However, cutting GM out of the electric vehicle subsidies deal is more likely to impact its rivals than anything else. The company said it's on the cusp of the EV tax credit ceiling already, with the gradual phase-out of those incentives likely to take place through 2019. Yet Kudlow pointed to the elimination of the credits as one way of punishing GM for eliminating so many jobs, echoing President Donald Trump's threats from last week.

"As a matter of our policy, we want to end all of those subsidies," Kudlow explained. "And by the way, other subsidies that were imposed during the Obama administration, we are ending, whether it's for renewables and so forth." 

When asked for a target date, the economic adviser gave his best guess, saying "It's just all going to end in the near future. I don't know whether it will end in 2020 or 2021."

According to Reuters, Tesla and GM lobbied Congress for months to lift the cap on electric vehicles or make other changes that would make it easier to move EVs, including new incentives.

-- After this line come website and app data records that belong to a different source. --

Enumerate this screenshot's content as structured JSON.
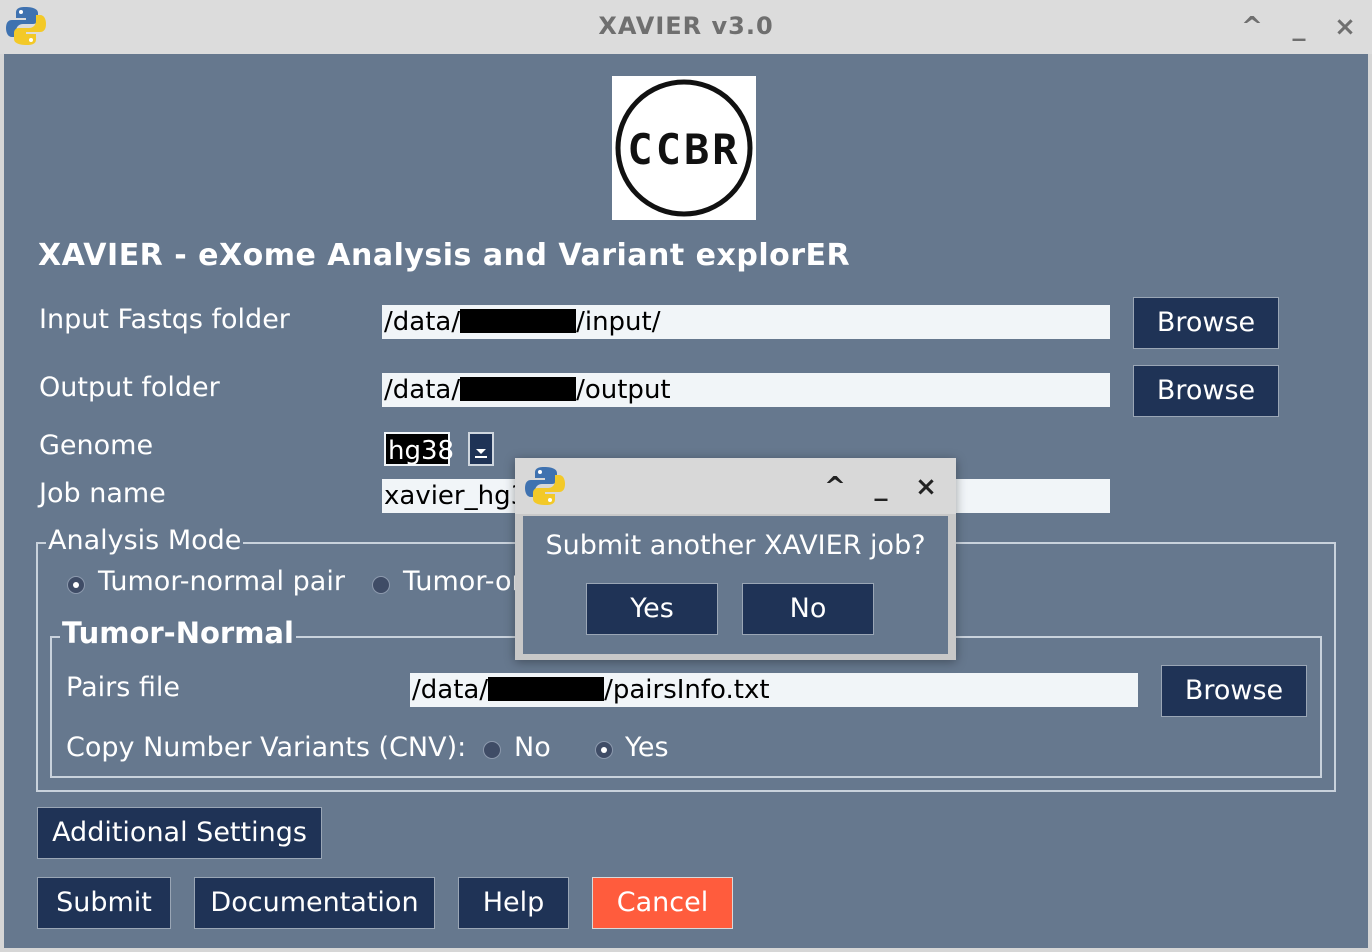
{
  "window": {
    "title": "XAVIER v3.0",
    "controls": [
      "^",
      "_",
      "×"
    ]
  },
  "logo": {
    "text": "CCBR"
  },
  "heading": "XAVIER - eXome Analysis and Variant explorER",
  "form": {
    "input_label": "Input Fastqs folder",
    "input_prefix": "/data/",
    "input_suffix": "/input/",
    "output_label": "Output folder",
    "output_prefix": "/data/",
    "output_suffix": "/output",
    "genome_label": "Genome",
    "genome_value": "hg38",
    "jobname_label": "Job name",
    "jobname_value": "xavier_hg3",
    "browse_label": "Browse"
  },
  "analysis_mode": {
    "title": "Analysis Mode",
    "option1": "Tumor-normal pair",
    "option2": "Tumor-or"
  },
  "tumor_normal": {
    "title": "Tumor-Normal",
    "pairs_label": "Pairs file",
    "pairs_prefix": "/data/",
    "pairs_suffix": "/pairsInfo.txt",
    "browse_label": "Browse",
    "cnv_label": "Copy Number Variants (CNV):",
    "cnv_no": "No",
    "cnv_yes": "Yes"
  },
  "buttons": {
    "additional": "Additional Settings",
    "submit": "Submit",
    "documentation": "Documentation",
    "help": "Help",
    "cancel": "Cancel"
  },
  "dialog": {
    "message": "Submit another XAVIER job?",
    "yes": "Yes",
    "no": "No",
    "controls": [
      "^",
      "_",
      "×"
    ]
  },
  "colors": {
    "panel_bg": "#66788e",
    "button_bg": "#1f3356",
    "cancel_bg": "#ff5c3d",
    "field_bg": "#f1f5f8",
    "titlebar_bg": "#dcdcdc"
  },
  "icons": {
    "app": "python-logo-icon",
    "dropdown": "chevron-down-icon",
    "radio": "radio-button"
  }
}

That's unlikely to happen until Democrats move in, at which point Congress will be far less inclined to support the Trump administration's plan to abolish the EV tax credits entirely.

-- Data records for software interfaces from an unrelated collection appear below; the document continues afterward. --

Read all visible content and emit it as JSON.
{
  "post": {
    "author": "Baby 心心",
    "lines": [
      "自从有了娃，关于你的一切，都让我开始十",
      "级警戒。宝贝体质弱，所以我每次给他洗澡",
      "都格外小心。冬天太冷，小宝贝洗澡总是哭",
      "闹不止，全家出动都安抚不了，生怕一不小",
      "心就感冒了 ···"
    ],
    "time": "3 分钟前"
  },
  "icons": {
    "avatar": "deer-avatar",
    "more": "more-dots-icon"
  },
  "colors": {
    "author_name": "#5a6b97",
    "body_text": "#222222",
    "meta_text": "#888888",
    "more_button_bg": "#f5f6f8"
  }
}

From Reuters:
In October, Senator Dean Heller proposed lifting the current cap on electric vehicles eligible for tax credits but phase out the credit for the entire industry in 2022. Two other senators in September proposed lifting the per manufacturer credit and extending the benefit for 10 years.

Also in October, Senator John Barrasso a Republican who chairs the Senate Environment and Public Works Committee, proposed legislation to end the EV tax credit entirely.
Analysts previously suggested that incentivizing electric vehicles to such a great extent may end up creating artificial demand. While that's likely the point, some are concerned with what might happen when those credits are suddenly stripped away. Automakers are investing vast sums of their own money into developing these vehicles; it would be a huge blow to the industry if the rug was pulled out from under them. However, you could also make the argument that the credits already placed the auto sector on unstable ground.

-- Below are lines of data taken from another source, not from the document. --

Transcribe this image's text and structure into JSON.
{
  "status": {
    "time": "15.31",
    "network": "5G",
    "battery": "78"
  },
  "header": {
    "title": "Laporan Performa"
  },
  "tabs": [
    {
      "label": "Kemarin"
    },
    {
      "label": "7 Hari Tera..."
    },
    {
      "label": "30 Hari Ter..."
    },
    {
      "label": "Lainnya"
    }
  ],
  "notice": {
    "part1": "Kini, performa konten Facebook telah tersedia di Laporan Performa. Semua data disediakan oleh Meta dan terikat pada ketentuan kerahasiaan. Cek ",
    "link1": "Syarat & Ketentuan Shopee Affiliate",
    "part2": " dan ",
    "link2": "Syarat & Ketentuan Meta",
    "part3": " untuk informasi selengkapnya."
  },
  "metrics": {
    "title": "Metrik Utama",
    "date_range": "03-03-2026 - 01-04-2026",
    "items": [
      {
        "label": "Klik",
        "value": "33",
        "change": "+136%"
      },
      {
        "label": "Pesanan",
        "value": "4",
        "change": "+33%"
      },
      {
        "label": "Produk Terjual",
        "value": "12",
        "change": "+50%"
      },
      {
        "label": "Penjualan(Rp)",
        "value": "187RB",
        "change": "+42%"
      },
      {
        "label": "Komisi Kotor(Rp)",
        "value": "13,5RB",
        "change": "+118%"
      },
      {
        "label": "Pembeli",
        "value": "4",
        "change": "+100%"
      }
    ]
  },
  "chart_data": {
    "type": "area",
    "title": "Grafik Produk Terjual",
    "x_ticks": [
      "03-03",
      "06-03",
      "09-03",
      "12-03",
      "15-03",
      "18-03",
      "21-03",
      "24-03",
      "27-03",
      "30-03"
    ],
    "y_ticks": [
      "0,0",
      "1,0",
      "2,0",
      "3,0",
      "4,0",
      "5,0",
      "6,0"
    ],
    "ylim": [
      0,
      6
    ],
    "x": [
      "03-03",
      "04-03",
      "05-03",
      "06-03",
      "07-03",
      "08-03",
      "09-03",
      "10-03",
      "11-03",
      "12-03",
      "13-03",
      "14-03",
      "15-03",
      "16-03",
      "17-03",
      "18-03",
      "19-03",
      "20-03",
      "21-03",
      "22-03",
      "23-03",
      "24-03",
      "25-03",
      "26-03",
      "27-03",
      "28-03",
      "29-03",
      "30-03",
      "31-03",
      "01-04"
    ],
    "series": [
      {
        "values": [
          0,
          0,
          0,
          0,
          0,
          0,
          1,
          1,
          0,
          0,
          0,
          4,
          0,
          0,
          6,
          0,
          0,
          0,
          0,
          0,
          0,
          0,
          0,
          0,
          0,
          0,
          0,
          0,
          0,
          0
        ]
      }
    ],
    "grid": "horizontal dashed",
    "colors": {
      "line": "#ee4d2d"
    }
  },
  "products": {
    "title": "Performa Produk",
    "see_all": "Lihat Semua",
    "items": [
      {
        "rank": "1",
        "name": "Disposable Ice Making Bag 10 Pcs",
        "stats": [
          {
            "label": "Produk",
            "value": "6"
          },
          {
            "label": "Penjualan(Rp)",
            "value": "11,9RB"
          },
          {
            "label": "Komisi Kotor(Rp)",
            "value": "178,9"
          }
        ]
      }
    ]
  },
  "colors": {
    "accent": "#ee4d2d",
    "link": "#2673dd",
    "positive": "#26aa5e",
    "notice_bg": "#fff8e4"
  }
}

While Kudlow still seemed mostly steamed with General Motors, he is also aware of the broader impact EV incentives have on the industry. He made clear any changes in subsidies would not just affect GM, knowing the government couldn't simply target one automaker. "I think legally you just can't," he said.

a version of this report first appeared on ttac.com